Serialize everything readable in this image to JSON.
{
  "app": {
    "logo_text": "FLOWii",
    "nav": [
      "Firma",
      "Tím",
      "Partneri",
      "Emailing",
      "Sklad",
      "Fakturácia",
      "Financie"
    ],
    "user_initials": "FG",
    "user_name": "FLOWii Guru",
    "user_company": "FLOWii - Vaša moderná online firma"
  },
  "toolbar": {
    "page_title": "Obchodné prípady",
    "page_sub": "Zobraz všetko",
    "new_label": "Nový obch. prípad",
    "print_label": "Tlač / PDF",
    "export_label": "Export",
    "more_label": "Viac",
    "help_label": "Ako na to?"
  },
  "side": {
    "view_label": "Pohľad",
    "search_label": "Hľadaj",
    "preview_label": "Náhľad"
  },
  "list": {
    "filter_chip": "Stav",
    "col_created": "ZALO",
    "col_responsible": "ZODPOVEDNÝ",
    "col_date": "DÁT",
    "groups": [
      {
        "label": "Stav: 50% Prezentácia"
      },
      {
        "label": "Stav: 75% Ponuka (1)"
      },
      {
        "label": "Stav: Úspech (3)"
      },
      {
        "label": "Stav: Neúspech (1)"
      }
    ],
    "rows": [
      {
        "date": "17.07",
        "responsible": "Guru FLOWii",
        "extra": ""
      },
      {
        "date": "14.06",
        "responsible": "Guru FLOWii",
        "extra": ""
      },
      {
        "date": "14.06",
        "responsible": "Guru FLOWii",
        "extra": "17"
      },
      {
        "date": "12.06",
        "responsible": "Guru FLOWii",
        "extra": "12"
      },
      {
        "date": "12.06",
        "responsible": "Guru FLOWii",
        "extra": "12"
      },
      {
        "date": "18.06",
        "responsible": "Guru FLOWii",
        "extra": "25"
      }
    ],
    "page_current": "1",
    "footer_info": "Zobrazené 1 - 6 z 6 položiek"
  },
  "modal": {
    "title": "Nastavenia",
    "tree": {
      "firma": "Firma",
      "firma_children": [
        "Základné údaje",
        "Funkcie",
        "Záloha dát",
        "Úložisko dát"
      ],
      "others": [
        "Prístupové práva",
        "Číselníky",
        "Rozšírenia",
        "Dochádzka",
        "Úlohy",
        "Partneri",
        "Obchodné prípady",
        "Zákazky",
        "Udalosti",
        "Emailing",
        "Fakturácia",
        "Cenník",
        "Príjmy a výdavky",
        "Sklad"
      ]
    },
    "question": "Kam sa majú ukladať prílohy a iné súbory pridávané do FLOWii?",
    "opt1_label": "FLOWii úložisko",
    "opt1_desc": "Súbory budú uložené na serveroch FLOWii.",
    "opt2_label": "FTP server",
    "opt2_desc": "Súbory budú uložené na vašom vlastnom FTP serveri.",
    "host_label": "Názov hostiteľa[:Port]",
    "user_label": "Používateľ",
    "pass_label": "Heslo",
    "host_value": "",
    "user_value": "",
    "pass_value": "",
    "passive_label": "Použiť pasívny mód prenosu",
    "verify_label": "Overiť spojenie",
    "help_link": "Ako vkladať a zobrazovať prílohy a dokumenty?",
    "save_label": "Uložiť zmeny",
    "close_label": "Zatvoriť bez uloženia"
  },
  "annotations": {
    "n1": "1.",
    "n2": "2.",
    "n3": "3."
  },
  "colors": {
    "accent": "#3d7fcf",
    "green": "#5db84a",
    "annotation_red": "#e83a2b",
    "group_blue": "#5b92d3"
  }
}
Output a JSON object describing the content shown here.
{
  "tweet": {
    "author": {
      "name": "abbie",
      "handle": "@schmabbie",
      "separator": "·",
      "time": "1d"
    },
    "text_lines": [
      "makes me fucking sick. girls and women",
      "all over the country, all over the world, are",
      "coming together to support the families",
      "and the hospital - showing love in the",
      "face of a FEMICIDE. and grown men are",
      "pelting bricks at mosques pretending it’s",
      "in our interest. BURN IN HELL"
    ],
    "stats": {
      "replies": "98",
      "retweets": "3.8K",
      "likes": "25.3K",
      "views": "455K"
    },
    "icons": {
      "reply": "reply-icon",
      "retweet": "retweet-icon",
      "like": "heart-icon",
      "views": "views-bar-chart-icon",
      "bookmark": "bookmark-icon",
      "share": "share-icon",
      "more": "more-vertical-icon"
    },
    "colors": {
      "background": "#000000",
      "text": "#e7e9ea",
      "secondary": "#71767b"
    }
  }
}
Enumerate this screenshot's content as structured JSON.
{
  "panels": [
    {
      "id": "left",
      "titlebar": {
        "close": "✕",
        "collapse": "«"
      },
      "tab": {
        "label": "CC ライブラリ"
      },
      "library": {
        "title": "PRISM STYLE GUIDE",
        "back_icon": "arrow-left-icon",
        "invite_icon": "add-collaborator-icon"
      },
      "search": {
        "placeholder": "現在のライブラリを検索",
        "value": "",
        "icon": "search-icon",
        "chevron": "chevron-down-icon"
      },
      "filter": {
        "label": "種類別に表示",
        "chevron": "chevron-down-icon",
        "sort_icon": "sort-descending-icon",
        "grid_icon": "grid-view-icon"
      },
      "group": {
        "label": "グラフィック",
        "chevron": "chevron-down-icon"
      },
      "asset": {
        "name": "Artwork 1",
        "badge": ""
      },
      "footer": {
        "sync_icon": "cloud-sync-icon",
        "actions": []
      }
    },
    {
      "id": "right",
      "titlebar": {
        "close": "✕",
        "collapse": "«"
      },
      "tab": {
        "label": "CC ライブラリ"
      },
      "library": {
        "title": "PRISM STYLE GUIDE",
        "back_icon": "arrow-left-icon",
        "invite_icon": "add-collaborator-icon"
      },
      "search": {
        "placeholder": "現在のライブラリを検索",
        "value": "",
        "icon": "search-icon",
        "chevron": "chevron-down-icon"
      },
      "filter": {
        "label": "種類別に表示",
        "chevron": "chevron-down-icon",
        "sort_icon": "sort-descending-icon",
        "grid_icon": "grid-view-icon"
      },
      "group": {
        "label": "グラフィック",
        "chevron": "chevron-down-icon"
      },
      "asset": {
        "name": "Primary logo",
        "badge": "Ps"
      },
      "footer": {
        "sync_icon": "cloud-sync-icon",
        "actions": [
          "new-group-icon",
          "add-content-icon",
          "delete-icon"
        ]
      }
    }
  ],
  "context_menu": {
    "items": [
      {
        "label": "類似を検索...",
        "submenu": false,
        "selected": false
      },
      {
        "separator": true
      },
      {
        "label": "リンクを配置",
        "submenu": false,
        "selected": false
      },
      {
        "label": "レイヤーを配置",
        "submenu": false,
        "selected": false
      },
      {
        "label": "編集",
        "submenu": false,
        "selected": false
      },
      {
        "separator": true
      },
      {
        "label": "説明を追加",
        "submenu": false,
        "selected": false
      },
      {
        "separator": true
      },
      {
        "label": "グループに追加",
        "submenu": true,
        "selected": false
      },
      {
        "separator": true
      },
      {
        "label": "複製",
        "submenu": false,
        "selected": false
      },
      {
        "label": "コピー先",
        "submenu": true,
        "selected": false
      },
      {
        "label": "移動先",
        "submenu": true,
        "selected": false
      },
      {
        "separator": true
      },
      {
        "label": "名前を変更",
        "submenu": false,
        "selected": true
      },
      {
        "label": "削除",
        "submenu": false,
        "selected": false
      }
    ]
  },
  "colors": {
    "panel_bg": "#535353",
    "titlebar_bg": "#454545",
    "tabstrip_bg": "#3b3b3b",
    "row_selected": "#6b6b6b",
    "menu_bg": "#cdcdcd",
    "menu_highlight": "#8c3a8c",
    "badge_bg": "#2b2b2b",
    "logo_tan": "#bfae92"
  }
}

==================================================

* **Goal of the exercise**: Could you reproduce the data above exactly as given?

* **Task response**:
Serialize everything readable in this image to JSON.
{
  "app": {
    "logo_text": "FLOWii",
    "nav": [
      "Firma",
      "Tím",
      "Partneri",
      "Emailing",
      "Sklad",
      "Fakturácia",
      "Financie"
    ],
    "user_initials": "FG",
    "user_name": "FLOWii Guru",
    "user_company": "FLOWii - Vaša moderná online firma"
  },
  "toolbar": {
    "page_title": "Obchodné prípady",
    "page_sub": "Zobraz všetko",
    "new_label": "Nový obch. prípad",
    "print_label": "Tlač / PDF",
    "export_label": "Export",
    "more_label": "Viac",
    "help_label": "Ako na to?"
  },
  "side": {
    "view_label": "Pohľad",
    "search_label": "Hľadaj",
    "preview_label": "Náhľad"
  },
  "list": {
    "filter_chip": "Stav",
    "col_created": "ZALO",
    "col_responsible": "ZODPOVEDNÝ",
    "col_date": "DÁT",
    "groups": [
      {
        "label": "Stav: 50% Prezentácia"
      },
      {
        "label": "Stav: 75% Ponuka (1)"
      },
      {
        "label": "Stav: Úspech (3)"
      },
      {
        "label": "Stav: Neúspech (1)"
      }
    ],
    "rows": [
      {
        "date": "17.07",
        "responsible": "Guru FLOWii",
        "extra": ""
      },
      {
        "date": "14.06",
        "responsible": "Guru FLOWii",
        "extra": ""
      },
      {
        "date": "14.06",
        "responsible": "Guru FLOWii",
        "extra": "17"
      },
      {
        "date": "12.06",
        "responsible": "Guru FLOWii",
        "extra": "12"
      },
      {
        "date": "12.06",
        "responsible": "Guru FLOWii",
        "extra": "12"
      },
      {
        "date": "18.06",
        "responsible": "Guru FLOWii",
        "extra": "25"
      }
    ],
    "page_current": "1",
    "footer_info": "Zobrazené 1 - 6 z 6 položiek"
  },
  "modal": {
    "title": "Nastavenia",
    "tree": {
      "firma": "Firma",
      "firma_children": [
        "Základné údaje",
        "Funkcie",
        "Záloha dát",
        "Úložisko dát"
      ],
      "others": [
        "Prístupové práva",
        "Číselníky",
        "Rozšírenia",
        "Dochádzka",
        "Úlohy",
        "Partneri",
        "Obchodné prípady",
        "Zákazky",
        "Udalosti",
        "Emailing",
        "Fakturácia",
        "Cenník",
        "Príjmy a výdavky",
        "Sklad"
      ]
    },
    "question": "Kam sa majú ukladať prílohy a iné súbory pridávané do FLOWii?",
    "opt1_label": "FLOWii úložisko",
    "opt1_desc": "Súbory budú uložené na serveroch FLOWii.",
    "opt2_label": "FTP server",
    "opt2_desc": "Súbory budú uložené na vašom vlastnom FTP serveri.",
    "host_label": "Názov hostiteľa[:Port]",
    "user_label": "Používateľ",
    "pass_label": "Heslo",
    "host_value": "",
    "user_value": "",
    "pass_value": "",
    "passive_label": "Použiť pasívny mód prenosu",
    "verify_label": "Overiť spojenie",
    "help_link": "Ako vkladať a zobrazovať prílohy a dokumenty?",
    "save_label": "Uložiť zmeny",
    "close_label": "Zatvoriť bez uloženia"
  },
  "annotations": {
    "n1": "1.",
    "n2": "2.",
    "n3": "3."
  },
  "colors": {
    "accent": "#3d7fcf",
    "green": "#5db84a",
    "annotation_red": "#e83a2b",
    "group_blue": "#5b92d3"
  }
}
Output a JSON object describing the content shown here.
{
  "tweet": {
    "author": {
      "name": "abbie",
      "handle": "@schmabbie",
      "separator": "·",
      "time": "1d"
    },
    "text_lines": [
      "makes me fucking sick. girls and women",
      "all over the country, all over the world, are",
      "coming together to support the families",
      "and the hospital - showing love in the",
      "face of a FEMICIDE. and grown men are",
      "pelting bricks at mosques pretending it’s",
      "in our interest. BURN IN HELL"
    ],
    "stats": {
      "replies": "98",
      "retweets": "3.8K",
      "likes": "25.3K",
      "views": "455K"
    },
    "icons": {
      "reply": "reply-icon",
      "retweet": "retweet-icon",
      "like": "heart-icon",
      "views": "views-bar-chart-icon",
      "bookmark": "bookmark-icon",
      "share": "share-icon",
      "more": "more-vertical-icon"
    },
    "colors": {
      "background": "#000000",
      "text": "#e7e9ea",
      "secondary": "#71767b"
    }
  }
}
Enumerate this screenshot's content as structured JSON.
{
  "panels": [
    {
      "id": "left",
      "titlebar": {
        "close": "✕",
        "collapse": "«"
      },
      "tab": {
        "label": "CC ライブラリ"
      },
      "library": {
        "title": "PRISM STYLE GUIDE",
        "back_icon": "arrow-left-icon",
        "invite_icon": "add-collaborator-icon"
      },
      "search": {
        "placeholder": "現在のライブラリを検索",
        "value": "",
        "icon": "search-icon",
        "chevron": "chevron-down-icon"
      },
      "filter": {
        "label": "種類別に表示",
        "chevron": "chevron-down-icon",
        "sort_icon": "sort-descending-icon",
        "grid_icon": "grid-view-icon"
      },
      "group": {
        "label": "グラフィック",
        "chevron": "chevron-down-icon"
      },
      "asset": {
        "name": "Artwork 1",
        "badge": ""
      },
      "footer": {
        "sync_icon": "cloud-sync-icon",
        "actions": []
      }
    },
    {
      "id": "right",
      "titlebar": {
        "close": "✕",
        "collapse": "«"
      },
      "tab": {
        "label": "CC ライブラリ"
      },
      "library": {
        "title": "PRISM STYLE GUIDE",
        "back_icon": "arrow-left-icon",
        "invite_icon": "add-collaborator-icon"
      },
      "search": {
        "placeholder": "現在のライブラリを検索",
        "value": "",
        "icon": "search-icon",
        "chevron": "chevron-down-icon"
      },
      "filter": {
        "label": "種類別に表示",
        "chevron": "chevron-down-icon",
        "sort_icon": "sort-descending-icon",
        "grid_icon": "grid-view-icon"
      },
      "group": {
        "label": "グラフィック",
        "chevron": "chevron-down-icon"
      },
      "asset": {
        "name": "Primary logo",
        "badge": "Ps"
      },
      "footer": {
        "sync_icon": "cloud-sync-icon",
        "actions": [
          "new-group-icon",
          "add-content-icon",
          "delete-icon"
        ]
      }
    }
  ],
  "context_menu": {
    "items": [
      {
        "label": "類似を検索...",
        "submenu": false,
        "selected": false
      },
      {
        "separator": true
      },
      {
        "label": "リンクを配置",
        "submenu": false,
        "selected": false
      },
      {
        "label": "レイヤーを配置",
        "submenu": false,
        "selected": false
      },
      {
        "label": "編集",
        "submenu": false,
        "selected": false
      },
      {
        "separator": true
      },
      {
        "label": "説明を追加",
        "submenu": false,
        "selected": false
      },
      {
        "separator": true
      },
      {
        "label": "グループに追加",
        "submenu": true,
        "selected": false
      },
      {
        "separator": true
      },
      {
        "label": "複製",
        "submenu": false,
        "selected": false
      },
      {
        "label": "コピー先",
        "submenu": true,
        "selected": false
      },
      {
        "label": "移動先",
        "submenu": true,
        "selected": false
      },
      {
        "separator": true
      },
      {
        "label": "名前を変更",
        "submenu": false,
        "selected": true
      },
      {
        "label": "削除",
        "submenu": false,
        "selected": false
      }
    ]
  },
  "colors": {
    "panel_bg": "#535353",
    "titlebar_bg": "#454545",
    "tabstrip_bg": "#3b3b3b",
    "row_selected": "#6b6b6b",
    "menu_bg": "#cdcdcd",
    "menu_highlight": "#8c3a8c",
    "badge_bg": "#2b2b2b",
    "logo_tan": "#bfae92"
  }
}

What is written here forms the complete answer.